I love the Olympics. Possibly more than most. I love the way it can bring a country together. I love the way my family consumes it together from the lounge room and celebrates Australian success and effort like these athletes are our close friends and family. And I love that my four year old now knows what “happy tears” are.
One of my favourite stories of the Games was the spirit of Cedric Dubler to inspire his teammate, Ash Moloney, to a Bronze medal in the decathlon. This is the event where athletes are tested not once, but ten times – 100m sprint, long jump, shot put, high jump, 400m sprint, 110m hurdles, discus, pole vault, javelin and finally a 1500m run. The scoring system is complicated, but the facts leading into the final race were known by the more experienced competitor Dubler, and so, out of medal contention himself, he took to motivating, encouraging and pushing the younger Moloney to complete the final race in a time that would secure him the Bronze medal, the first in this event in Australian history. This was a sensational human effort resulting in an outcome not for himself, but for his team mate and country. “Doing a Dubler” now has the potential to become part of our Aussie vernacular for helping your mates!
As the Olympics draws to a close, I reflect on the exceptional Australian Performances – the Dubler’s, the success of the swim team, the class and humility of Patty Mills, the honesty of Skye Nicolson and the super-human effort and teamwork of all the Olympians and their support teams.
I also reflect on my thoughts around even holding a global event in the middle of a pandemic. But sometimes you just have to keep going. You have to get to the starting line and be ready to step up, embrace, react and keep going.
I also reflect on the Prime Minister’s statement at the beginning of this pandemic “it’s not a race”, but for those of us in the entertainment industry, it is a race.
A race to reopen our theatres.
A race to get our out of work performers, stage-hands, administrators and marketers back working.
And a race to get audiences off their couches and back in our venues.

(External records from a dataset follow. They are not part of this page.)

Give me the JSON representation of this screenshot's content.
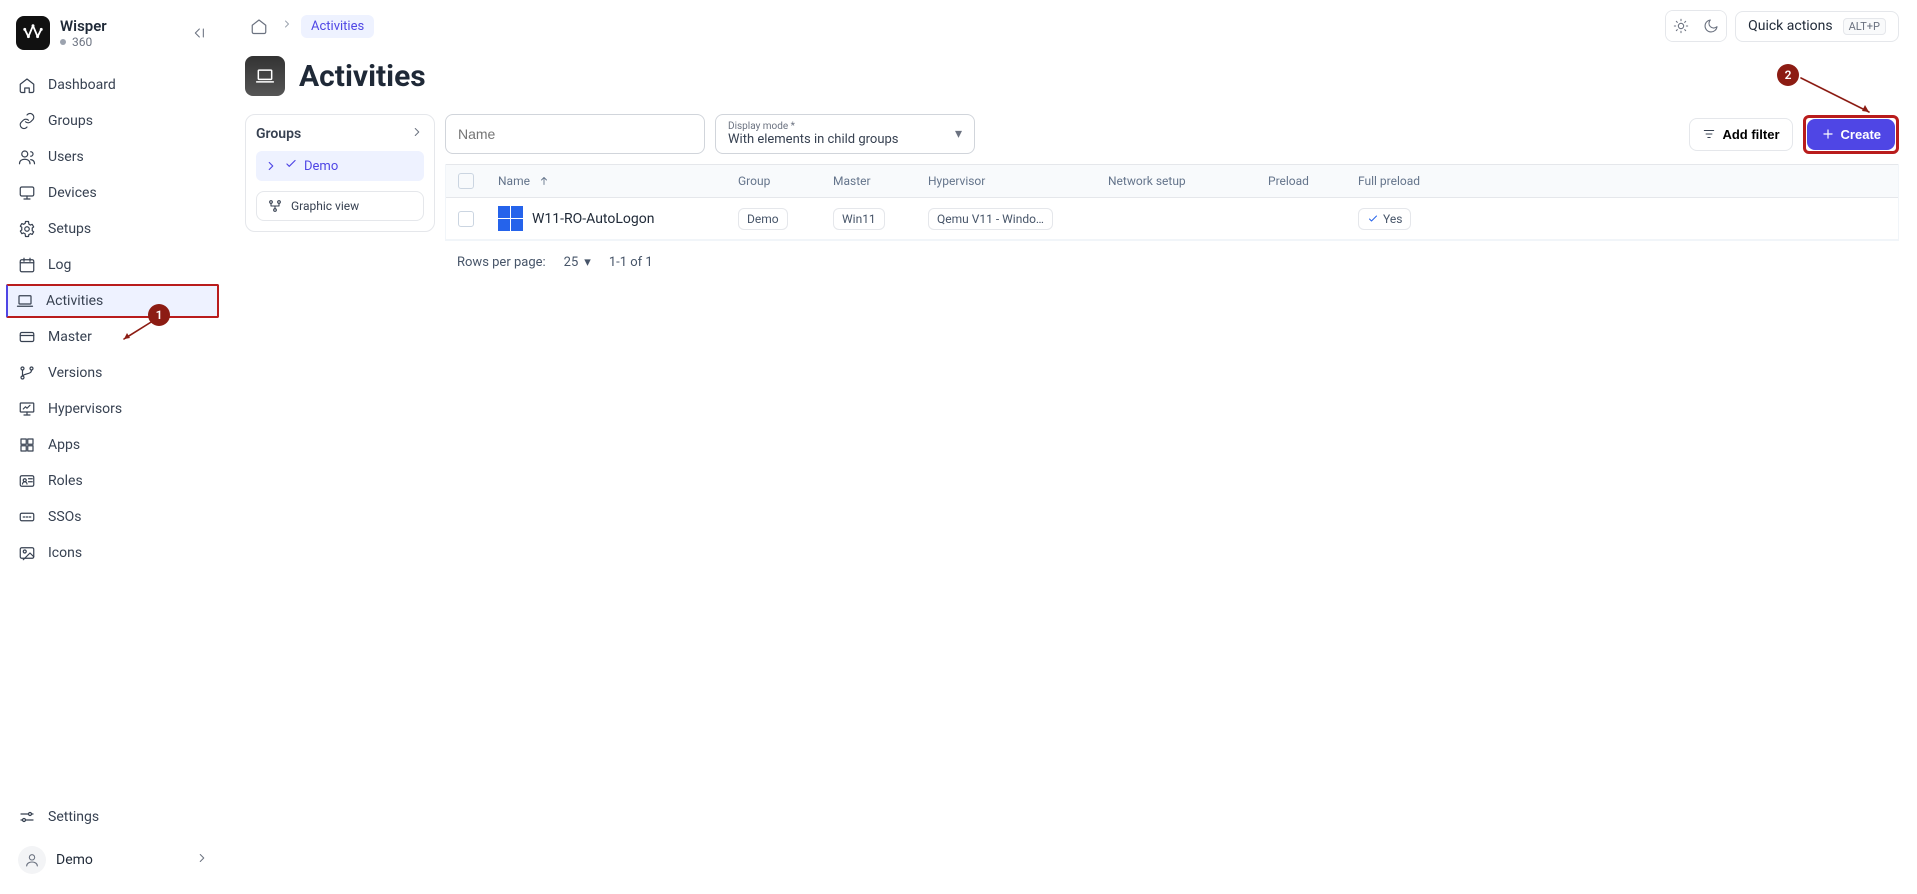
{
  "brand": {
    "name": "Wisper",
    "sub": "360"
  },
  "sidebar": {
    "items": [
      {
        "label": "Dashboard",
        "icon": "home"
      },
      {
        "label": "Groups",
        "icon": "link"
      },
      {
        "label": "Users",
        "icon": "users"
      },
      {
        "label": "Devices",
        "icon": "monitor"
      },
      {
        "label": "Setups",
        "icon": "gear"
      },
      {
        "label": "Log",
        "icon": "calendar"
      },
      {
        "label": "Activities",
        "icon": "laptop",
        "active": true
      },
      {
        "label": "Master",
        "icon": "card"
      },
      {
        "label": "Versions",
        "icon": "vcs"
      },
      {
        "label": "Hypervisors",
        "icon": "screenbar"
      },
      {
        "label": "Apps",
        "icon": "grid"
      },
      {
        "label": "Roles",
        "icon": "idcard"
      },
      {
        "label": "SSOs",
        "icon": "sso"
      },
      {
        "label": "Icons",
        "icon": "image"
      }
    ],
    "settings_label": "Settings",
    "user_label": "Demo"
  },
  "breadcrumb": {
    "current": "Activities"
  },
  "top": {
    "quick_actions": "Quick actions",
    "kbd": "ALT+P"
  },
  "page": {
    "title": "Activities"
  },
  "groups_panel": {
    "title": "Groups",
    "selected": "Demo",
    "graphic_btn": "Graphic view"
  },
  "filters": {
    "name_placeholder": "Name",
    "display_mode_label": "Display mode *",
    "display_mode_value": "With elements in child groups",
    "add_filter": "Add filter",
    "create": "Create"
  },
  "table": {
    "headers": {
      "name": "Name",
      "group": "Group",
      "master": "Master",
      "hypervisor": "Hypervisor",
      "network": "Network setup",
      "preload": "Preload",
      "full_preload": "Full preload"
    },
    "rows": [
      {
        "name": "W11-RO-AutoLogon",
        "group": "Demo",
        "master": "Win11",
        "hypervisor": "Qemu V11 - Windo…",
        "network": "",
        "preload": "",
        "full_preload": "Yes"
      }
    ],
    "footer": {
      "rows_per_page_label": "Rows per page:",
      "rows_per_page_value": "25",
      "range": "1-1 of 1"
    }
  },
  "annotations": {
    "dot1": "1",
    "dot2": "2"
  }
}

Australia led strongly in the early days of the pandemic and international producers wanted to stage their shows here. In 2020, you could’ve called us the golden child. We had strong safety measures at the venues. Theatre owners, managers, producers and promotors made sacrifices – amongst many, is accepting reduced capacities just to open the doors.
As of today, we have our two major cities in lockdown, and all of our entertainment venues are closed. People are out of work, without any degree of certainty when they will be back. The impact of this on the arts and entertainment industry and the people who make it thrive is far reaching.
So it is a race. We must find a way to get our theatres back open. Consistently. I’m not sure it takes a rocket scientist, or indeed an arts marketer, to work out that vaccination is the way forward.
So here’s the call to arms. We need the Australian public to be the Dubler to the entertainment industries Maloney. We need your support. We need you to get vaccinated so the theatres can open and stay open. And then we need you to buy tickets to our live events.
The big difference between sport and entertainment is by definition, sport is about competition and therefore winning. Entertainment is about participating. In this instance, sitting back and watching the art unfold before you. And for live theatre, we just can’t do that from our lounge rooms.